▸ Exercise:
Scan the listing for "магазина" and copy out each line that has it.

▸ The input:

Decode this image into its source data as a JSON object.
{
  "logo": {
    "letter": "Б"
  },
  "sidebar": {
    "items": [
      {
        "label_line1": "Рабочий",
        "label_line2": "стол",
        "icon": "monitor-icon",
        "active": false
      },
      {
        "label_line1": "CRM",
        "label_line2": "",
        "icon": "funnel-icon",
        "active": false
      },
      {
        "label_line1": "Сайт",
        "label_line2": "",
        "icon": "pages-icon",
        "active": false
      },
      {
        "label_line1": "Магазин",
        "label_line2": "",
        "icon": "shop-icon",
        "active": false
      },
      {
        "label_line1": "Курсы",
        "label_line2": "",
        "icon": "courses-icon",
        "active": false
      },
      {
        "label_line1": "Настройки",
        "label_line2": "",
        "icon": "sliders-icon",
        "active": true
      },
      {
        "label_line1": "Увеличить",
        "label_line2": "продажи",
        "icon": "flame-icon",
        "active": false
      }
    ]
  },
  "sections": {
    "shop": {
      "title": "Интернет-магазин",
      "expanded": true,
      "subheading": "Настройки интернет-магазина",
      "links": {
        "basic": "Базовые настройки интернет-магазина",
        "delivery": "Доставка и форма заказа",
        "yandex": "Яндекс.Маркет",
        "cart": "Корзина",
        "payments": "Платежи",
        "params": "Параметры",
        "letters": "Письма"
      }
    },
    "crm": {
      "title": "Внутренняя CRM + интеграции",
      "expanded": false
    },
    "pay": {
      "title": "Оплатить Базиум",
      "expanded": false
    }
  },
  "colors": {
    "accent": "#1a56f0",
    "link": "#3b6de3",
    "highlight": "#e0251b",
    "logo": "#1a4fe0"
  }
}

▸ Reply to the task:
      "subheading": "Настройки интернет-магазина",
        "basic": "Базовые настройки интернет-магазина",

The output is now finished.